■ PROBLEM TO SOLVE
The records come next. Copy all of them exactly.
(AVAILABLE DATA begins)
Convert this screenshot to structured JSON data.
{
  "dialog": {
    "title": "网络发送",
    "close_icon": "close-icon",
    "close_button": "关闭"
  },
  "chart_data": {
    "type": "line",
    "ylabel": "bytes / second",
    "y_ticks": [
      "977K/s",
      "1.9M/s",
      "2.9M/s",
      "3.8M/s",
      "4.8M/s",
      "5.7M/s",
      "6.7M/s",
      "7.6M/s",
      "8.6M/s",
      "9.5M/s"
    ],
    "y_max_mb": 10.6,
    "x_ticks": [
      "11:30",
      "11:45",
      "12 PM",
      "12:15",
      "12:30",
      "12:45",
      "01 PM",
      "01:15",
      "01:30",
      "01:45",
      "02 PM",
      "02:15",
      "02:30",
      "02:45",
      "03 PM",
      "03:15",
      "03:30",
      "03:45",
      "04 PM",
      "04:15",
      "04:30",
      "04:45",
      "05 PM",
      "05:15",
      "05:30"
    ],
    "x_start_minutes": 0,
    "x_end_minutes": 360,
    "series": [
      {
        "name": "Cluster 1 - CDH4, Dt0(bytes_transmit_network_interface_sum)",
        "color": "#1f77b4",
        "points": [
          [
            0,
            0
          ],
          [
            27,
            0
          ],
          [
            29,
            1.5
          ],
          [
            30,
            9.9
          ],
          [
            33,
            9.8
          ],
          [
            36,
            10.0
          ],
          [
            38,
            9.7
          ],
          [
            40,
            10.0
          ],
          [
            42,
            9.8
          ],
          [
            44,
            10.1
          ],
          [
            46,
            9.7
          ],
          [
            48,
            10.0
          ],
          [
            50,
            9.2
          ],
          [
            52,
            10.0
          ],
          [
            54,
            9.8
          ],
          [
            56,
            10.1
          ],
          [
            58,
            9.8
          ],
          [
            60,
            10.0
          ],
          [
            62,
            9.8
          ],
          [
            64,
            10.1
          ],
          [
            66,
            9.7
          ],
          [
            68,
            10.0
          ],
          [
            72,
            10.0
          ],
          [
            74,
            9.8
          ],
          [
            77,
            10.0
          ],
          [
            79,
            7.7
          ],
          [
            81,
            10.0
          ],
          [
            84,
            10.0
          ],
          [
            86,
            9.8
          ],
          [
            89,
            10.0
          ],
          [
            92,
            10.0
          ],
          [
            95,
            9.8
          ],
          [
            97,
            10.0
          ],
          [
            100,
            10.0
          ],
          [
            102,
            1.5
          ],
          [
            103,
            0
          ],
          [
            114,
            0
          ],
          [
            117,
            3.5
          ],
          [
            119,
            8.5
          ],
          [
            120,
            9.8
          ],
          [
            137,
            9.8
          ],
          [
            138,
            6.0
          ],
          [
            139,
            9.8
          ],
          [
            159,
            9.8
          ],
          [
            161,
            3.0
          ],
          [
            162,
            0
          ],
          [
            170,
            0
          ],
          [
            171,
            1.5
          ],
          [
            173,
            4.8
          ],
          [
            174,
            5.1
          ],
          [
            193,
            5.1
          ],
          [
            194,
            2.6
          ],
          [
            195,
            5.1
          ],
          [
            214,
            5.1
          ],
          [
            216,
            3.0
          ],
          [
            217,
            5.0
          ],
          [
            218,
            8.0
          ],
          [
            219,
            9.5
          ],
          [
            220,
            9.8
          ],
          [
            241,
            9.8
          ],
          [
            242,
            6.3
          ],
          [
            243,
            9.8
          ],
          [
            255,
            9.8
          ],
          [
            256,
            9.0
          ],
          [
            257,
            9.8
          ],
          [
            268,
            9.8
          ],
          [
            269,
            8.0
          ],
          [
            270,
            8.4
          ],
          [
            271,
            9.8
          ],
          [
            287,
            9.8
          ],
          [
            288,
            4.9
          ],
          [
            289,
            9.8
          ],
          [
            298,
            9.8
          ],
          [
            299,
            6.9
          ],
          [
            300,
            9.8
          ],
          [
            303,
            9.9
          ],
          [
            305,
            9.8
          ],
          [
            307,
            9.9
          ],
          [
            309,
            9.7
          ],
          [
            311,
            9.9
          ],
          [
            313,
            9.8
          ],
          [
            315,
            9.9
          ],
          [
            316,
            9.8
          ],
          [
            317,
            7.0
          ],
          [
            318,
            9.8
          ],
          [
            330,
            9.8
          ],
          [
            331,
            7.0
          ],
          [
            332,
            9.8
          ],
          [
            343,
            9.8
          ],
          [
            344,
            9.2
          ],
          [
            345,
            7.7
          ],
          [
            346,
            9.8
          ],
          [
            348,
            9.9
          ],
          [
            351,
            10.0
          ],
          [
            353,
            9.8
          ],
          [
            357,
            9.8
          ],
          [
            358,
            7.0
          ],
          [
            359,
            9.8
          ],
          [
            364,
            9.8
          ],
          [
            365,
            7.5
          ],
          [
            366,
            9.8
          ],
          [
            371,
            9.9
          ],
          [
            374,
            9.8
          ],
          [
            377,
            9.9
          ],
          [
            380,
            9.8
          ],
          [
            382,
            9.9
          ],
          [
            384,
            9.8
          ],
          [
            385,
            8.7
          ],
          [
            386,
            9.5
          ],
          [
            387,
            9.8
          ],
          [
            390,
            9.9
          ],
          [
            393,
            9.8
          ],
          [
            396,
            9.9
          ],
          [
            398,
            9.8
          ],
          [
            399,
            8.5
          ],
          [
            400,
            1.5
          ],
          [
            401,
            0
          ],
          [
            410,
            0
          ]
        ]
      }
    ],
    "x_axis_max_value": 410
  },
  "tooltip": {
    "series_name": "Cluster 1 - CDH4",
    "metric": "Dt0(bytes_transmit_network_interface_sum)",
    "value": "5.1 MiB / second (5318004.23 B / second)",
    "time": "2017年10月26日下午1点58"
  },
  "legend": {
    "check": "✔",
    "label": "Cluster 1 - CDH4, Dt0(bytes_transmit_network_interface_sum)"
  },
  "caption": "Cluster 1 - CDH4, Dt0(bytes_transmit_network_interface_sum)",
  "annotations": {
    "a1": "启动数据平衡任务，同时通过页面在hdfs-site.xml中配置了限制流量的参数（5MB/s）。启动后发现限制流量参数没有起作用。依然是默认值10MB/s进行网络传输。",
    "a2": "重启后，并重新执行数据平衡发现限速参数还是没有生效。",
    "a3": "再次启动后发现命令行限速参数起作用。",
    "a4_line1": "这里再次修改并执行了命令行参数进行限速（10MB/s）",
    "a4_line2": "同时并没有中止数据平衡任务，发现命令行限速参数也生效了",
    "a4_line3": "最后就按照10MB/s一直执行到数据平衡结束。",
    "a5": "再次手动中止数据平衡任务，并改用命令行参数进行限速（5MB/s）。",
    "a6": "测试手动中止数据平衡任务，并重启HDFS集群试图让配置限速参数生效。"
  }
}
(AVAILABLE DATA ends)
■ EXPECTED ANSWER
Convert this screenshot to structured JSON data.
{
  "dialog": {
    "title": "网络发送",
    "close_icon": "close-icon",
    "close_button": "关闭"
  },
  "chart_data": {
    "type": "line",
    "ylabel": "bytes / second",
    "y_ticks": [
      "977K/s",
      "1.9M/s",
      "2.9M/s",
      "3.8M/s",
      "4.8M/s",
      "5.7M/s",
      "6.7M/s",
      "7.6M/s",
      "8.6M/s",
      "9.5M/s"
    ],
    "y_max_mb": 10.6,
    "x_ticks": [
      "11:30",
      "11:45",
      "12 PM",
      "12:15",
      "12:30",
      "12:45",
      "01 PM",
      "01:15",
      "01:30",
      "01:45",
      "02 PM",
      "02:15",
      "02:30",
      "02:45",
      "03 PM",
      "03:15",
      "03:30",
      "03:45",
      "04 PM",
      "04:15",
      "04:30",
      "04:45",
      "05 PM",
      "05:15",
      "05:30"
    ],
    "x_start_minutes": 0,
    "x_end_minutes": 360,
    "series": [
      {
        "name": "Cluster 1 - CDH4, Dt0(bytes_transmit_network_interface_sum)",
        "color": "#1f77b4",
        "points": [
          [
            0,
            0
          ],
          [
            27,
            0
          ],
          [
            29,
            1.5
          ],
          [
            30,
            9.9
          ],
          [
            33,
            9.8
          ],
          [
            36,
            10.0
          ],
          [
            38,
            9.7
          ],
          [
            40,
            10.0
          ],
          [
            42,
            9.8
          ],
          [
            44,
            10.1
          ],
          [
            46,
            9.7
          ],
          [
            48,
            10.0
          ],
          [
            50,
            9.2
          ],
          [
            52,
            10.0
          ],
          [
            54,
            9.8
          ],
          [
            56,
            10.1
          ],
          [
            58,
            9.8
          ],
          [
            60,
            10.0
          ],
          [
            62,
            9.8
          ],
          [
            64,
            10.1
          ],
          [
            66,
            9.7
          ],
          [
            68,
            10.0
          ],
          [
            72,
            10.0
          ],
          [
            74,
            9.8
          ],
          [
            77,
            10.0
          ],
          [
            79,
            7.7
          ],
          [
            81,
            10.0
          ],
          [
            84,
            10.0
          ],
          [
            86,
            9.8
          ],
          [
            89,
            10.0
          ],
          [
            92,
            10.0
          ],
          [
            95,
            9.8
          ],
          [
            97,
            10.0
          ],
          [
            100,
            10.0
          ],
          [
            102,
            1.5
          ],
          [
            103,
            0
          ],
          [
            114,
            0
          ],
          [
            117,
            3.5
          ],
          [
            119,
            8.5
          ],
          [
            120,
            9.8
          ],
          [
            137,
            9.8
          ],
          [
            138,
            6.0
          ],
          [
            139,
            9.8
          ],
          [
            159,
            9.8
          ],
          [
            161,
            3.0
          ],
          [
            162,
            0
          ],
          [
            170,
            0
          ],
          [
            171,
            1.5
          ],
          [
            173,
            4.8
          ],
          [
            174,
            5.1
          ],
          [
            193,
            5.1
          ],
          [
            194,
            2.6
          ],
          [
            195,
            5.1
          ],
          [
            214,
            5.1
          ],
          [
            216,
            3.0
          ],
          [
            217,
            5.0
          ],
          [
            218,
            8.0
          ],
          [
            219,
            9.5
          ],
          [
            220,
            9.8
          ],
          [
            241,
            9.8
          ],
          [
            242,
            6.3
          ],
          [
            243,
            9.8
          ],
          [
            255,
            9.8
          ],
          [
            256,
            9.0
          ],
          [
            257,
            9.8
          ],
          [
            268,
            9.8
          ],
          [
            269,
            8.0
          ],
          [
            270,
            8.4
          ],
          [
            271,
            9.8
          ],
          [
            287,
            9.8
          ],
          [
            288,
            4.9
          ],
          [
            289,
            9.8
          ],
          [
            298,
            9.8
          ],
          [
            299,
            6.9
          ],
          [
            300,
            9.8
          ],
          [
            303,
            9.9
          ],
          [
            305,
            9.8
          ],
          [
            307,
            9.9
          ],
          [
            309,
            9.7
          ],
          [
            311,
            9.9
          ],
          [
            313,
            9.8
          ],
          [
            315,
            9.9
          ],
          [
            316,
            9.8
          ],
          [
            317,
            7.0
          ],
          [
            318,
            9.8
          ],
          [
            330,
            9.8
          ],
          [
            331,
            7.0
          ],
          [
            332,
            9.8
          ],
          [
            343,
            9.8
          ],
          [
            344,
            9.2
          ],
          [
            345,
            7.7
          ],
          [
            346,
            9.8
          ],
          [
            348,
            9.9
          ],
          [
            351,
            10.0
          ],
          [
            353,
            9.8
          ],
          [
            357,
            9.8
          ],
          [
            358,
            7.0
          ],
          [
            359,
            9.8
          ],
          [
            364,
            9.8
          ],
          [
            365,
            7.5
          ],
          [
            366,
            9.8
          ],
          [
            371,
            9.9
          ],
          [
            374,
            9.8
          ],
          [
            377,
            9.9
          ],
          [
            380,
            9.8
          ],
          [
            382,
            9.9
          ],
          [
            384,
            9.8
          ],
          [
            385,
            8.7
          ],
          [
            386,
            9.5
          ],
          [
            387,
            9.8
          ],
          [
            390,
            9.9
          ],
          [
            393,
            9.8
          ],
          [
            396,
            9.9
          ],
          [
            398,
            9.8
          ],
          [
            399,
            8.5
          ],
          [
            400,
            1.5
          ],
          [
            401,
            0
          ],
          [
            410,
            0
          ]
        ]
      }
    ],
    "x_axis_max_value": 410
  },
  "tooltip": {
    "series_name": "Cluster 1 - CDH4",
    "metric": "Dt0(bytes_transmit_network_interface_sum)",
    "value": "5.1 MiB / second (5318004.23 B / second)",
    "time": "2017年10月26日下午1点58"
  },
  "legend": {
    "check": "✔",
    "label": "Cluster 1 - CDH4, Dt0(bytes_transmit_network_interface_sum)"
  },
  "caption": "Cluster 1 - CDH4, Dt0(bytes_transmit_network_interface_sum)",
  "annotations": {
    "a1": "启动数据平衡任务，同时通过页面在hdfs-site.xml中配置了限制流量的参数（5MB/s）。启动后发现限制流量参数没有起作用。依然是默认值10MB/s进行网络传输。",
    "a2": "重启后，并重新执行数据平衡发现限速参数还是没有生效。",
    "a3": "再次启动后发现命令行限速参数起作用。",
    "a4_line1": "这里再次修改并执行了命令行参数进行限速（10MB/s）",
    "a4_line2": "同时并没有中止数据平衡任务，发现命令行限速参数也生效了",
    "a4_line3": "最后就按照10MB/s一直执行到数据平衡结束。",
    "a5": "再次手动中止数据平衡任务，并改用命令行参数进行限速（5MB/s）。",
    "a6": "测试手动中止数据平衡任务，并重启HDFS集群试图让配置限速参数生效。"
  }
}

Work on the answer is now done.